The Human Phenotype Ontology (HPO) has collected information on how often a sign or symptom occurs in a condition. Much of this information comes from Orphanet, a European rare disease database. The frequency of a sign or symptom is usually listed as a rough estimate of the percentage of patients who have that feature.

The frequency may also be listed as a fraction. The first number of the fraction is how many people had the symptom, and the second number is the total number of people who were examined in one study. For example, a frequency of 25/25 means that in a study of 25 people all patients were found to have that symptom. Because these frequencies are based on a specific study, the fractions may be different if another group of patients are examined.

Sometimes, no information on frequency is available. In these cases, the sign or symptom may be rare or common.


References
  1. Faiyaz-Ul-Haque M. et al. A novel missense mutation in the galactosyltransferase-I (B4GALT7) gene in a family exhibiting facioskeletal anomalies and Ehlers-Danlos syndrome resembling the progeroid type. Am. J. Med. Genet.. 2004; 128(A):39-45.
  2. Kresse H, Rosthoj S, Quentin E, Hollmann J, Glossl J, Okada S, Tonnesen T. Glycosaminoglycan-free small proteoglycan core protein is secreted by fibroblasts from a patient with a syndrome resembling progeroid. Am. J. Hum. Genet. 1987; 41:436-453.
  3. Quentin E, Gladen A, Roden L, Kresse H. A genetic defect in the biosynthesis of dermatan sulfate proteoglycan: Galactosyltransferase I deficiency in fibroblasts from a patient with a progeroid syndrome. Proc. Natl. Acad. Sci. 1990; 87:1342-1346.
  4. Hernandez A. et al. Ehlers-Danlos features with progeroid facies and mild mental retardation: further delineation of the syndrome. Clinical Genetics. 1986; 30:456-461.

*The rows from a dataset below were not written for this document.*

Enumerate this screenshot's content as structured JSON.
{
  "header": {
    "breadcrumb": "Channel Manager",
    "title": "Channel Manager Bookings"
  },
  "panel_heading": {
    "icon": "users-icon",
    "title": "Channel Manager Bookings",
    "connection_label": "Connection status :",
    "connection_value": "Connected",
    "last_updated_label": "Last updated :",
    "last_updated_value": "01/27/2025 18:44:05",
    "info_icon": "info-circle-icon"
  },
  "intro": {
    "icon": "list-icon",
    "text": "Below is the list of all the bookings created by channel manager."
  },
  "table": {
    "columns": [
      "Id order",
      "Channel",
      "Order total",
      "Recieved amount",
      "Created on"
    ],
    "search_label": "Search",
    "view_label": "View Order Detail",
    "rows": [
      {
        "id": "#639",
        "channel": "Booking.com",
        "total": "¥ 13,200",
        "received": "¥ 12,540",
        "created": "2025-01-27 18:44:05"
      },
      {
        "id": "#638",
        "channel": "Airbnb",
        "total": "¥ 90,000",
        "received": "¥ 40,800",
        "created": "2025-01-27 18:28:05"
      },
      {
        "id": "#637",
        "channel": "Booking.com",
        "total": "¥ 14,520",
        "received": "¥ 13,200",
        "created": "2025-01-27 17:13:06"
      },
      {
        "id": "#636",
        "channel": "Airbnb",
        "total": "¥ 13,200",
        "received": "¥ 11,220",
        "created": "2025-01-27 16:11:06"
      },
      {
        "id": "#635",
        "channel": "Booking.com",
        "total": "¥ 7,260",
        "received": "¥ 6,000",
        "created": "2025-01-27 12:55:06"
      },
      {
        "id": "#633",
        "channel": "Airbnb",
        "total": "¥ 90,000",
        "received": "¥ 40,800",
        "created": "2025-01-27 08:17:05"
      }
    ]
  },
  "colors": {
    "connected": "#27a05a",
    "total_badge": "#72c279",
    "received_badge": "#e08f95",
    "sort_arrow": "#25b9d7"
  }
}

Other Names for this Disease
  • Dermatan sulfate proteoglycan
  • Galactosyltransferase 1 deficiency
  • PDS, defective biosynthesis of
  • Proteodermatan sulfate, defective biosynthesis of
  • XGPT deficiency
See Disclaimer regarding information on this site. Some links on this page may take you to organizations outside of the National Institutes of Health.